WHAT IS EXPECTED:
Without any omission, reproduce the records that follow.

GIVEN ENTRIES:
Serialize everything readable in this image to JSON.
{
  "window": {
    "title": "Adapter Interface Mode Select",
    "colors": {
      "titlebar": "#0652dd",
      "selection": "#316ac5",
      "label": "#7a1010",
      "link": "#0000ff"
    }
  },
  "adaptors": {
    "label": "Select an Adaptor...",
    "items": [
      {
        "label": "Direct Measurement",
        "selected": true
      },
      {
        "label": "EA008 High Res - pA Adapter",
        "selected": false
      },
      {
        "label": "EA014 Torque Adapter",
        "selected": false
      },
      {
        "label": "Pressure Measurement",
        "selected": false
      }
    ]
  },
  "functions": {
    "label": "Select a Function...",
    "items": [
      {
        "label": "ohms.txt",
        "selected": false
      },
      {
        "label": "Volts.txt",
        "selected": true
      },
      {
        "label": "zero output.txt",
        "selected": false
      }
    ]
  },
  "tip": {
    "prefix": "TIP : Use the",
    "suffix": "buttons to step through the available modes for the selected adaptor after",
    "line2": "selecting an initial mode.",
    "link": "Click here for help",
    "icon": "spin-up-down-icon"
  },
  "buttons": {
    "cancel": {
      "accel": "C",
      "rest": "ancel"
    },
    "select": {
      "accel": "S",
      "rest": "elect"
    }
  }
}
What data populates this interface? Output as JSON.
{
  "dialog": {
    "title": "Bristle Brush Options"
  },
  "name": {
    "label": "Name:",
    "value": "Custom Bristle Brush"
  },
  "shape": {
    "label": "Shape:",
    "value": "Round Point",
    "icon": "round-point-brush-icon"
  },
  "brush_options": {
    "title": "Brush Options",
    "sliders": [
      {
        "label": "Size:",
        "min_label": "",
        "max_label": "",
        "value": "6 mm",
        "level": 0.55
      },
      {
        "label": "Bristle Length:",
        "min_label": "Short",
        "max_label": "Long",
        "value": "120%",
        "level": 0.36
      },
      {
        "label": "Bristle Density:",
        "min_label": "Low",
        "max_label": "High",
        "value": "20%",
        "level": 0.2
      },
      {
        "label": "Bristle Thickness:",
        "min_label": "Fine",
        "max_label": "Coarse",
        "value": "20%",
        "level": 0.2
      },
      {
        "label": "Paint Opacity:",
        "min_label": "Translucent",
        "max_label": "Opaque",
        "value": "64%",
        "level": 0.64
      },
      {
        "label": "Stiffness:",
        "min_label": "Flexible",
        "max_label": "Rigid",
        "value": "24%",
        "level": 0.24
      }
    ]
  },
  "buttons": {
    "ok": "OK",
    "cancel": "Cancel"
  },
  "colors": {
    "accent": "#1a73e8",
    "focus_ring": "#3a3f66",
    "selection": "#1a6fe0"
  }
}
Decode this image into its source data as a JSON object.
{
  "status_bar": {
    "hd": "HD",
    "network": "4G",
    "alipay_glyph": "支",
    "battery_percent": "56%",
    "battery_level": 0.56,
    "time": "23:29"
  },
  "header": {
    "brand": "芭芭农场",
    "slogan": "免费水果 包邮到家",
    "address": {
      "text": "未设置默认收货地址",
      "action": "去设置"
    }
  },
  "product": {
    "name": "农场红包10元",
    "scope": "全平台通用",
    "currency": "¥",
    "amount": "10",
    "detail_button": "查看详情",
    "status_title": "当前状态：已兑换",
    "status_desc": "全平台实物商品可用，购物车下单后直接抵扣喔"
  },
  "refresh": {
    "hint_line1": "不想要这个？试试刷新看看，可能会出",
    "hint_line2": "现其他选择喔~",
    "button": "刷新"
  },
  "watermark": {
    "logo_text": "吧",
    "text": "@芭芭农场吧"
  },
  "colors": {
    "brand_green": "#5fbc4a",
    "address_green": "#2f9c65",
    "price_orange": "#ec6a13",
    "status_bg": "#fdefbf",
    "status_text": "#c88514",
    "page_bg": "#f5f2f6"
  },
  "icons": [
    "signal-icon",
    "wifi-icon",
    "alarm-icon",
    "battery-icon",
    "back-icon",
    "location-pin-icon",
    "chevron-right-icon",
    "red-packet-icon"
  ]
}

EXERCISE RESULT:
Serialize everything readable in this image to JSON.
{
  "window": {
    "title": "Adapter Interface Mode Select",
    "colors": {
      "titlebar": "#0652dd",
      "selection": "#316ac5",
      "label": "#7a1010",
      "link": "#0000ff"
    }
  },
  "adaptors": {
    "label": "Select an Adaptor...",
    "items": [
      {
        "label": "Direct Measurement",
        "selected": true
      },
      {
        "label": "EA008 High Res - pA Adapter",
        "selected": false
      },
      {
        "label": "EA014 Torque Adapter",
        "selected": false
      },
      {
        "label": "Pressure Measurement",
        "selected": false
      }
    ]
  },
  "functions": {
    "label": "Select a Function...",
    "items": [
      {
        "label": "ohms.txt",
        "selected": false
      },
      {
        "label": "Volts.txt",
        "selected": true
      },
      {
        "label": "zero output.txt",
        "selected": false
      }
    ]
  },
  "tip": {
    "prefix": "TIP : Use the",
    "suffix": "buttons to step through the available modes for the selected adaptor after",
    "line2": "selecting an initial mode.",
    "link": "Click here for help",
    "icon": "spin-up-down-icon"
  },
  "buttons": {
    "cancel": {
      "accel": "C",
      "rest": "ancel"
    },
    "select": {
      "accel": "S",
      "rest": "elect"
    }
  }
}
What data populates this interface? Output as JSON.
{
  "dialog": {
    "title": "Bristle Brush Options"
  },
  "name": {
    "label": "Name:",
    "value": "Custom Bristle Brush"
  },
  "shape": {
    "label": "Shape:",
    "value": "Round Point",
    "icon": "round-point-brush-icon"
  },
  "brush_options": {
    "title": "Brush Options",
    "sliders": [
      {
        "label": "Size:",
        "min_label": "",
        "max_label": "",
        "value": "6 mm",
        "level": 0.55
      },
      {
        "label": "Bristle Length:",
        "min_label": "Short",
        "max_label": "Long",
        "value": "120%",
        "level": 0.36
      },
      {
        "label": "Bristle Density:",
        "min_label": "Low",
        "max_label": "High",
        "value": "20%",
        "level": 0.2
      },
      {
        "label": "Bristle Thickness:",
        "min_label": "Fine",
        "max_label": "Coarse",
        "value": "20%",
        "level": 0.2
      },
      {
        "label": "Paint Opacity:",
        "min_label": "Translucent",
        "max_label": "Opaque",
        "value": "64%",
        "level": 0.64
      },
      {
        "label": "Stiffness:",
        "min_label": "Flexible",
        "max_label": "Rigid",
        "value": "24%",
        "level": 0.24
      }
    ]
  },
  "buttons": {
    "ok": "OK",
    "cancel": "Cancel"
  },
  "colors": {
    "accent": "#1a73e8",
    "focus_ring": "#3a3f66",
    "selection": "#1a6fe0"
  }
}
Decode this image into its source data as a JSON object.
{
  "status_bar": {
    "hd": "HD",
    "network": "4G",
    "alipay_glyph": "支",
    "battery_percent": "56%",
    "battery_level": 0.56,
    "time": "23:29"
  },
  "header": {
    "brand": "芭芭农场",
    "slogan": "免费水果 包邮到家",
    "address": {
      "text": "未设置默认收货地址",
      "action": "去设置"
    }
  },
  "product": {
    "name": "农场红包10元",
    "scope": "全平台通用",
    "currency": "¥",
    "amount": "10",
    "detail_button": "查看详情",
    "status_title": "当前状态：已兑换",
    "status_desc": "全平台实物商品可用，购物车下单后直接抵扣喔"
  },
  "refresh": {
    "hint_line1": "不想要这个？试试刷新看看，可能会出",
    "hint_line2": "现其他选择喔~",
    "button": "刷新"
  },
  "watermark": {
    "logo_text": "吧",
    "text": "@芭芭农场吧"
  },
  "colors": {
    "brand_green": "#5fbc4a",
    "address_green": "#2f9c65",
    "price_orange": "#ec6a13",
    "status_bg": "#fdefbf",
    "status_text": "#c88514",
    "page_bg": "#f5f2f6"
  },
  "icons": [
    "signal-icon",
    "wifi-icon",
    "alarm-icon",
    "battery-icon",
    "back-icon",
    "location-pin-icon",
    "chevron-right-icon",
    "red-packet-icon"
  ]
}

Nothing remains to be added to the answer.